Pull from the data below each line where the word "Upload" occurs, and copy it.

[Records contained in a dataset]
--- START ---

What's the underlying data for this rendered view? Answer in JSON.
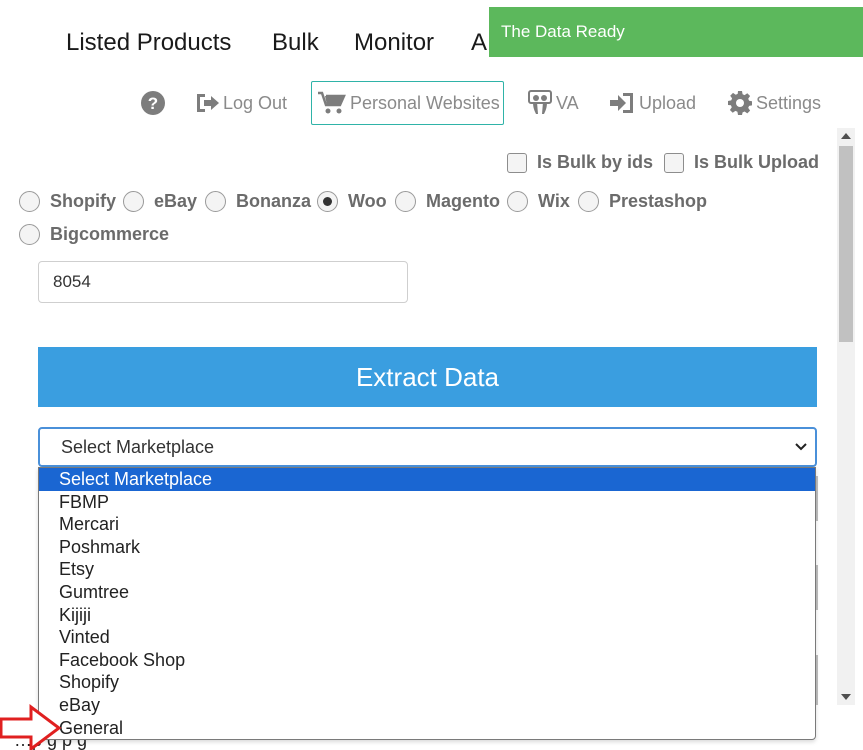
{
  "nav": {
    "items": [
      "Listed Products",
      "Bulk",
      "Monitor",
      "A"
    ]
  },
  "toast": {
    "message": "The Data Ready",
    "color": "#5cb85c"
  },
  "toolbar": {
    "help_icon": "question-circle-icon",
    "logout_label": "Log Out",
    "personal_websites_label": "Personal Websites",
    "va_label": "VA",
    "upload_label": "Upload",
    "settings_label": "Settings",
    "active_border_color": "#2fb3a8"
  },
  "options": {
    "bulk_by_ids_label": "Is Bulk by ids",
    "bulk_upload_label": "Is Bulk Upload"
  },
  "platforms": {
    "items": [
      "Shopify",
      "eBay",
      "Bonanza",
      "Woo",
      "Magento",
      "Wix",
      "Prestashop",
      "Bigcommerce"
    ],
    "selected": "Woo"
  },
  "id_input": {
    "value": "8054"
  },
  "extract": {
    "label": "Extract Data",
    "color": "#3a9ee0"
  },
  "marketplace": {
    "selected_label": "Select Marketplace",
    "options": [
      "Select Marketplace",
      "FBMP",
      "Mercari",
      "Poshmark",
      "Etsy",
      "Gumtree",
      "Kijiji",
      "Vinted",
      "Facebook Shop",
      "Shopify",
      "eBay",
      "General"
    ],
    "highlight_color": "#1a66d2"
  },
  "bottom": {
    "partial_text": "…p                    g         p     g"
  },
  "annotation": {
    "arrow_color": "#e02020"
  }
}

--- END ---

Solution to this exercise
    "upload_label": "Upload",
    "bulk_upload_label": "Is Bulk Upload"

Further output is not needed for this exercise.